Revealing ATAC: Adding An Emerging Markets Variable

| About: SPDR S&P (SPY)

"You don't get paid for the hour. You get paid for the value you bring to the hour." - Jim Rohn

The S&P 500 (NYSEARCA:SPY) staged a nice rally Friday, particularly in the emerging markets space as long bonds ripped higher in price, yields dropped, and bets on further tapering were, for lack of a better term, tapered. Weak payroll data shocked the bond market (NYSEARCA:TLT), reminding those who argue that we are in a "rising rate environment" that deflationary pulses may still be permeating throughout the system. The Fed's minutes appear to be acknowledging that QE is ineffective and potentially causing excessive valuation in stocks, which adds to the point we made a few months back that the Fed would be naive to not recognize a potential bubble in the making.

One of our major themes this year is the idea that we may re-enter a negative real rate environment, whereby inflation is higher than nominal yields. Unless inflation picks up suddenly in a real way, the only way to get this done is through a drop in yields. Up until Friday, inflation expectations post taper were indeed rising, and the week over week trend remains intact. However, if poor job creation is a harbinger of things to come, then demand-pull reflation hope might reverse. Earnings likely serve as the real test for markets, given that over 25% of last year's stock market gains were driven on hope through P/E/ expansion. Should earnings confirm payroll weakness, P/E contraction may become more likely.

The move Friday in the bond market was sizeable, and the ratio of long to short duration Treasuries may be on the verge or staging an uptrend. That means the yield curve could begin to narrow, and cause long duration bonds to stage a period of outperformance relative to US equities.
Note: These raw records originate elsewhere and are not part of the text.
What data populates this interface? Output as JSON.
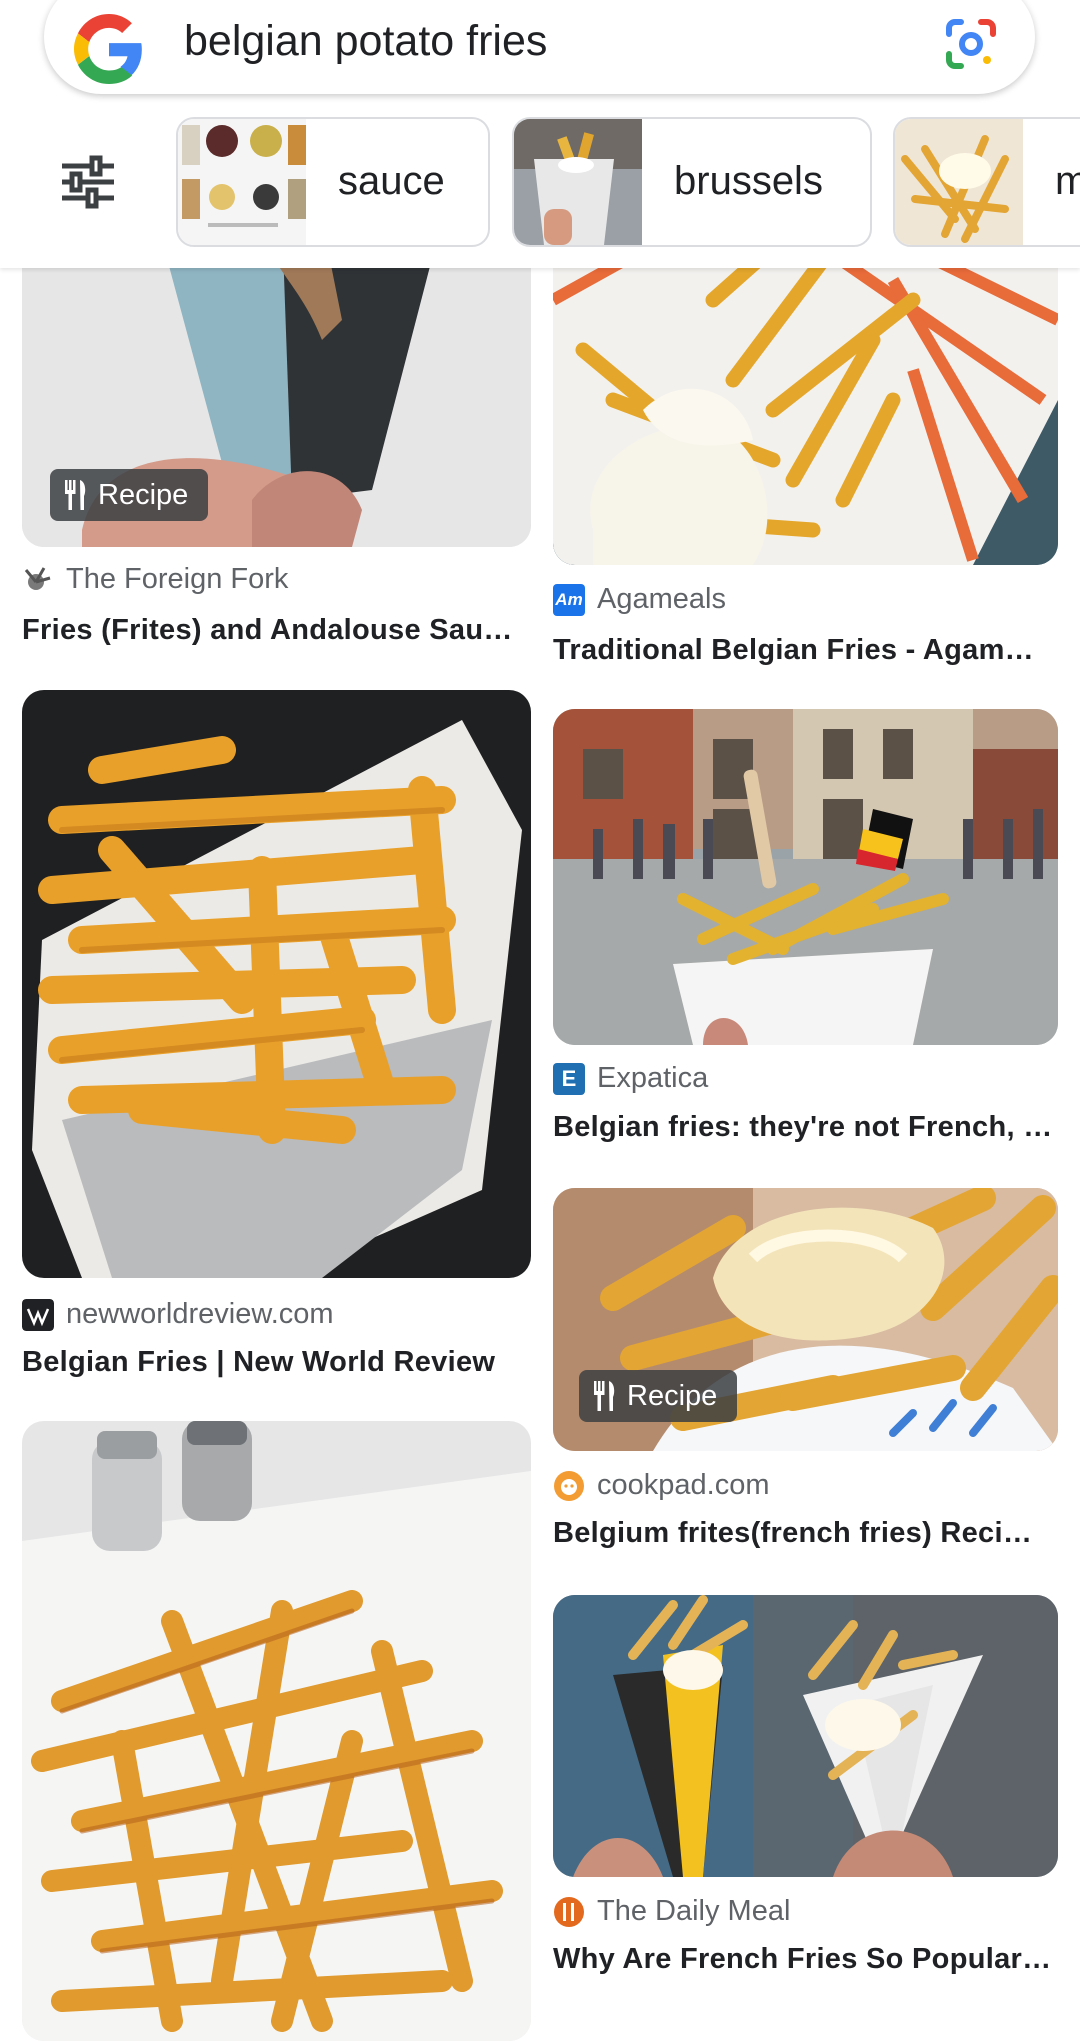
{
  "search": {
    "query": "belgian potato fries"
  },
  "chips": [
    {
      "label": "sauce"
    },
    {
      "label": "brussels"
    },
    {
      "label": "m"
    }
  ],
  "badges": {
    "recipe": "Recipe"
  },
  "results": [
    {
      "source": "The Foreign Fork",
      "title": "Fries (Frites) and Andalouse Sau…"
    },
    {
      "source": "Agameals",
      "title": "Traditional Belgian Fries - Agam…"
    },
    {
      "source": "newworldreview.com",
      "title": "Belgian Fries | New World Review"
    },
    {
      "source": "Expatica",
      "title": "Belgian fries: they're not French, …"
    },
    {
      "source": "cookpad.com",
      "title": "Belgium frites(french fries) Reci…"
    },
    {
      "source": "The Daily Meal",
      "title": "Why Are French Fries So Popular…"
    }
  ],
  "favicons": {
    "agameals": "Am",
    "expatica": "E"
  },
  "colors": {
    "google_blue": "#4285F4",
    "google_red": "#EA4335",
    "google_yellow": "#FBBC05",
    "google_green": "#34A853"
  }
}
While our signal is not there just yet, it does seem plausible that the market expects either a slower pace of tapering, or even more stimulus should things deteriorate on the economic front, especially against the backdrop of a US market which by many valuation metrics is highly stretched. Next week will likely provide real clarity. Regardless the two most hated trades are bonds and emerging markets. Such hatred is simply unwarranted. I have said this before and it bears repeating: bonds have priced in reflation which is non-existent. Emerging markets have priced in a crisis which is non-existent. US stocks? Well - those are taking after the honey badger by seemingly not caring about a thing (yet).
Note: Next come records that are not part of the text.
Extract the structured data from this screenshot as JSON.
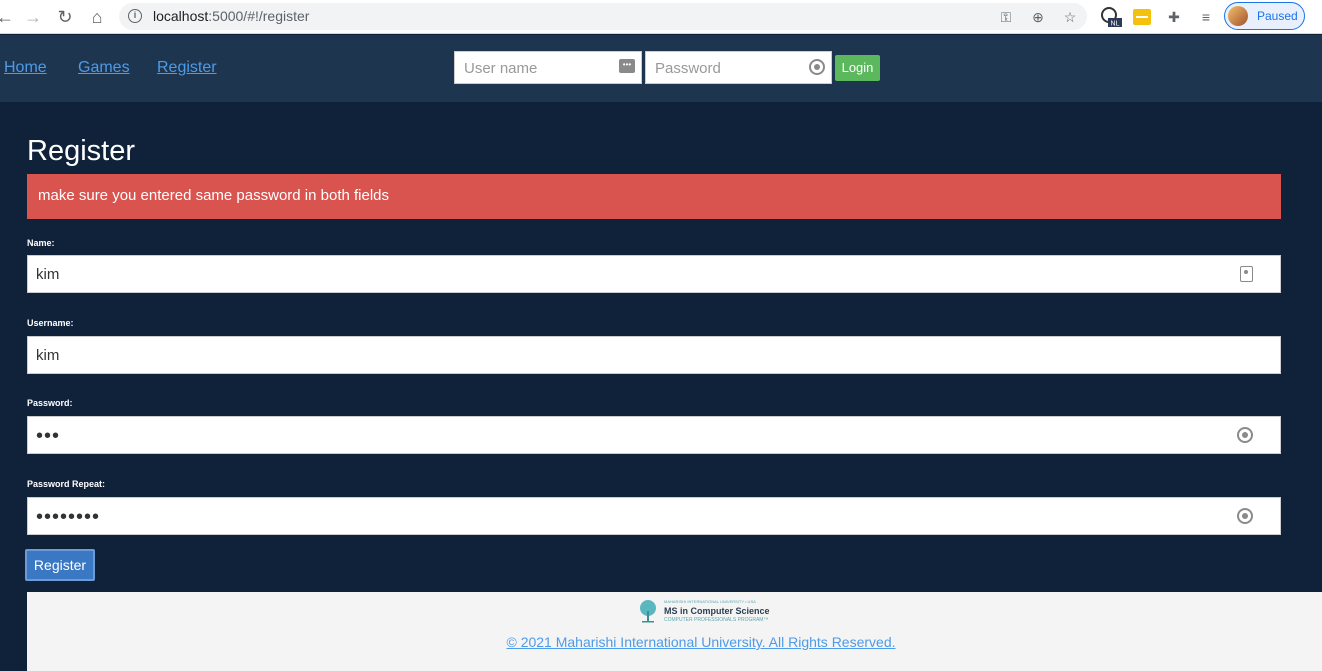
{
  "browser": {
    "url_host": "localhost",
    "url_rest": ":5000/#!/register",
    "profile_status": "Paused",
    "ext_badge": "NL"
  },
  "header": {
    "nav": [
      "Home",
      "Games",
      "Register"
    ],
    "username_placeholder": "User name",
    "password_placeholder": "Password",
    "login_label": "Login"
  },
  "main": {
    "title": "Register",
    "alert": "make sure you entered same password in both fields",
    "name_label": "Name:",
    "name_value": "kim",
    "username_label": "Username:",
    "username_value": "kim",
    "password_label": "Password:",
    "password_dots": "•••",
    "password_repeat_label": "Password Repeat:",
    "password_repeat_dots": "••••••••",
    "register_label": "Register"
  },
  "footer": {
    "logo_line1": "MAHARISHI INTERNATIONAL UNIVERSITY • USA",
    "logo_line2": "MS in Computer Science",
    "logo_line3": "COMPUTER PROFESSIONALS PROGRAM™",
    "copyright": "© 2021 Maharishi International University. All Rights Reserved."
  },
  "colors": {
    "page_bg": "#10213a",
    "header_bg": "#1e3550",
    "alert_bg": "#d9534f",
    "login_btn": "#5cb85c",
    "register_btn": "#3a78c3",
    "link": "#4d9be8"
  }
}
This is now part 4 of the "Revealing ATAC" series. In last week's writing, I presented a simply rotation backtest based on moving between large-cap and small-cap funds depending on relative outperformance over a rolling 4 week basis. I showed that the rotational approach does not beat small-caps over a 20+ year period from a buy and hold perspective, but it does present slightly better risk-adjusted returns. Now - what if we add a third variable to our rotation? Using the same methodology as outlined in prior writings, we can test a rotation around US large-caps, US small-caps, and emerging market stocks, all while maintaining constant equity exposure. The rule here is simple - if emerging markets are outperforming small-caps, position to emerging markets. If small-caps are outperforming emerging markets, position to small-caps. If neither small-caps, nor emerging markets are outperforming US large-caps, rotate only to large-caps as the default option.

Same methodology outlined in prior emails, but this time adding emerging markets to the mix. See the chart below, and note that by adding emerging markets to the mix, the rotational strategy far outperforms.

The fund used as a proxy for emerging markets here is the Fidelity fund FEMKX. Strength should not come as a surprise. For the most part, emerging markets really began pulling away from the US between 2003 and 2007, keeping relative momentum intact as the rotational strategy stayed exposed. Following the 2008 crisis, it was US small-caps which took the lead, which means that the average time spent in emerging markets was less post crisis, whereas before it was more. The longer-term performance then captures large cycles where spread outperformance persisted.

As I have done with others, if you are a financial advisor interested in seeing how this was created, please feel free to reach out to me directly. Next week I will introduce the idea of rotating around stocks and bonds building up to what I've presented thus far to provide a deeper sense of what the ATAC methodology at its core is all about. Might be good timing given that bonds may soon make a surprising return to leadership.

Disclosure: I have no positions in any stocks mentioned, and no plans to initiate any positions within the next 72 hours. I wrote this article myself, and it expresses my own opinions. I am not receiving compensation for it. I have no business relationship with any company whose stock is mentioned in this article.

Additional disclosure: This writing is for informational purposes only and does not constitute an offer to sell, a solicitation to buy, or a recommendation regarding any securities transaction, or as an offer to provide advisory or other services by Pension Partners, LLC in any jurisdiction in which such offer, solicitation, purchase or sale would be unlawful under the securities laws of such jurisdiction. The information contained in this writing should not be construed as financial or investment advice on any subject matter. Pension Partners, LLC expressly disclaims all liability in respect to actions taken based on any or all of the information on this writing.